*.Get some sun in the morning, if possible. Your circadian system needs bright light to reset itself. Ten to 15 minutes of morning sunlight will send a strong message to your internal clock that day has arrived, making it less likely to be confused by weaker light signals during the night. More sunlight exposure is required as you age.
*.Be mindful of electromagnetic fields in your bedroom. EMFs can disrupt your pineal gland and its melatonin production, and may have other negative biological effects as well. A gauss meter is required if you want to measure EMF levels in various areas of your home.


An Scientific Theory on Why Fixation of Males lies of Females Bosoms.

Why do men devote so much headspace to those big, bulbous bags of fat drooping from women's chests? Scientists have never satisfactorily explained men's curious breast fixation, but now, neuroscientists has struck upon an explanation human evolution has harnessed an ancient neural circuit that originally evolved to strengthen the mother-infant bond during breast-feeding, and now uses this brain circuitry to strengthen the bond between couples as well. The result? Men, like babies, love breasts.

When a woman's nipples are stimulated during breast-feeding, the neurochemical oxytocin, otherwise known as the "love drug," floods her brain, helping to focus her attention and affection on her baby. But research over the past few years has shown that in humans, this circuitry isn't reserved for exclusive use by infants. nipple stimulation enhances sexual arousal in the great majority of women, and it activates the same brain areas as vaginal and clitoral stimulation. When a sexual partner touches, massages or nibbles a woman's breasts, this triggers the release of oxytocin in the woman's brain, just like what happens when a baby nurses. But in this context, the oxytocin focuses the woman's attention on her sexual partner, strengthening her desire to bond with this person. In other words, men can make themselves more desirable by stimulating a woman's breasts during foreplay and sex. Evolution has, in a sense, made men want to do this.

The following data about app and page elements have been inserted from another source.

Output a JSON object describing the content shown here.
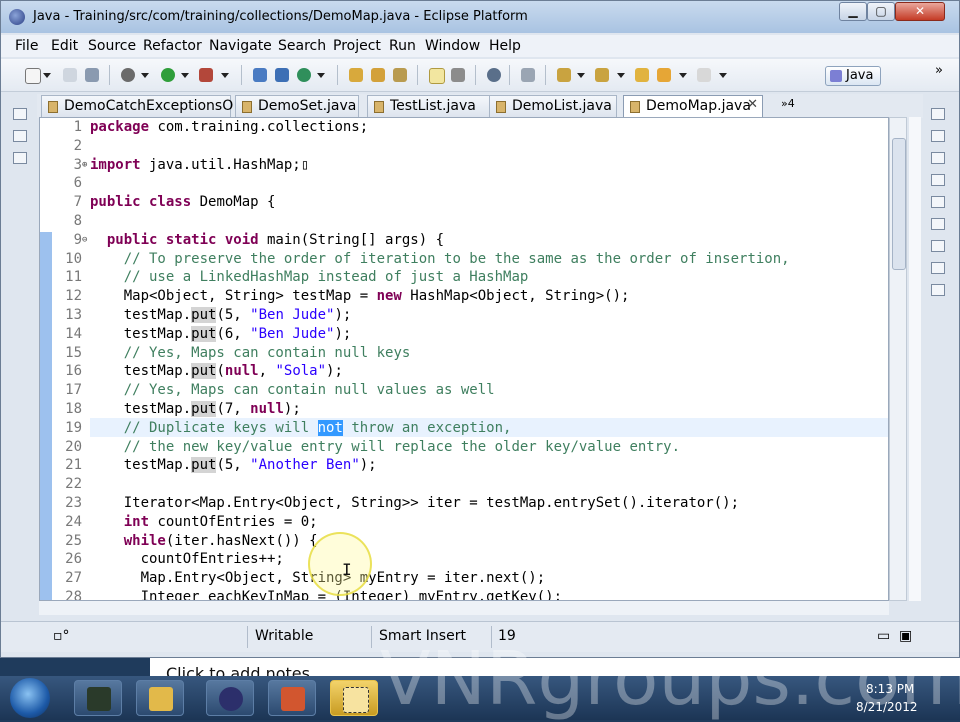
{
  "window": {
    "title": "Java - Training/src/com/training/collections/DemoMap.java - Eclipse Platform"
  },
  "menu": [
    "File",
    "Edit",
    "Source",
    "Refactor",
    "Navigate",
    "Search",
    "Project",
    "Run",
    "Window",
    "Help"
  ],
  "perspective": {
    "label": "Java"
  },
  "tabs": [
    {
      "label": "DemoCatchExceptionsO",
      "active": false
    },
    {
      "label": "DemoSet.java",
      "active": false
    },
    {
      "label": "TestList.java",
      "active": false
    },
    {
      "label": "DemoList.java",
      "active": false
    },
    {
      "label": "DemoMap.java",
      "active": true
    }
  ],
  "tab_overflow": "»4",
  "code": [
    {
      "n": "1",
      "t": "<span class='kw'>package</span> com.training.collections;"
    },
    {
      "n": "2",
      "t": ""
    },
    {
      "n": "3",
      "t": "<span class='kw'>import</span> java.util.HashMap;▯",
      "fold": "⊕"
    },
    {
      "n": "6",
      "t": ""
    },
    {
      "n": "7",
      "t": "<span class='kw'>public class</span> DemoMap {"
    },
    {
      "n": "8",
      "t": ""
    },
    {
      "n": "9",
      "t": "  <span class='kw'>public static void</span> main(String[] args) {",
      "fold": "⊖"
    },
    {
      "n": "10",
      "t": "    <span class='cmt'>// To preserve the order of iteration to be the same as the order of insertion,</span>"
    },
    {
      "n": "11",
      "t": "    <span class='cmt'>// use a LinkedHashMap instead of just a HashMap</span>"
    },
    {
      "n": "12",
      "t": "    Map&lt;Object, String&gt; testMap = <span class='kw'>new</span> HashMap&lt;Object, String&gt;();"
    },
    {
      "n": "13",
      "t": "    testMap.<span class='put'>put</span>(5, <span class='str'>\"Ben Jude\"</span>);"
    },
    {
      "n": "14",
      "t": "    testMap.<span class='put'>put</span>(6, <span class='str'>\"Ben Jude\"</span>);"
    },
    {
      "n": "15",
      "t": "    <span class='cmt'>// Yes, Maps can contain null keys</span>"
    },
    {
      "n": "16",
      "t": "    testMap.<span class='put'>put</span>(<span class='kw'>null</span>, <span class='str'>\"Sola\"</span>);"
    },
    {
      "n": "17",
      "t": "    <span class='cmt'>// Yes, Maps can contain null values as well</span>"
    },
    {
      "n": "18",
      "t": "    testMap.<span class='put'>put</span>(7, <span class='kw'>null</span>);"
    },
    {
      "n": "19",
      "t": "    <span class='cmt'>// Duplicate keys will <span class='sel'>not</span> throw an exception,</span>"
    },
    {
      "n": "20",
      "t": "    <span class='cmt'>// the new key/value entry will replace the older key/value entry.</span>"
    },
    {
      "n": "21",
      "t": "    testMap.<span class='put'>put</span>(5, <span class='str'>\"Another Ben\"</span>);"
    },
    {
      "n": "22",
      "t": ""
    },
    {
      "n": "23",
      "t": "    Iterator&lt;Map.Entry&lt;Object, String&gt;&gt; iter = testMap.entrySet().iterator();"
    },
    {
      "n": "24",
      "t": "    <span class='kw'>int</span> countOfEntries = 0;"
    },
    {
      "n": "25",
      "t": "    <span class='kw'>while</span>(iter.hasNext()) {"
    },
    {
      "n": "26",
      "t": "      countOfEntries++;"
    },
    {
      "n": "27",
      "t": "      Map.Entry&lt;Object, String&gt; myEntry = iter.next();"
    },
    {
      "n": "28",
      "t": "      Integer eachKeyInMap = (Integer) myEntry.getKey();"
    }
  ],
  "status": {
    "writable": "Writable",
    "insert_mode": "Smart Insert",
    "position": "19"
  },
  "notes": "Click to add notes",
  "clock": {
    "time": "8:13 PM",
    "date": "8/21/2012"
  },
  "watermark": "VNRgroups.com"
}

Attraction to breasts is a brain organization effect that occurs in straight males when they go through puberty, Evolution has selected for this brain organization in men that makes them attracted to the breasts in a sexual context, because the outcome is that it activates the female bonding circuit, making women feel more bonded with him. It's a behavior that males have evolved in order to stimulate the female's maternal bonding circuitry.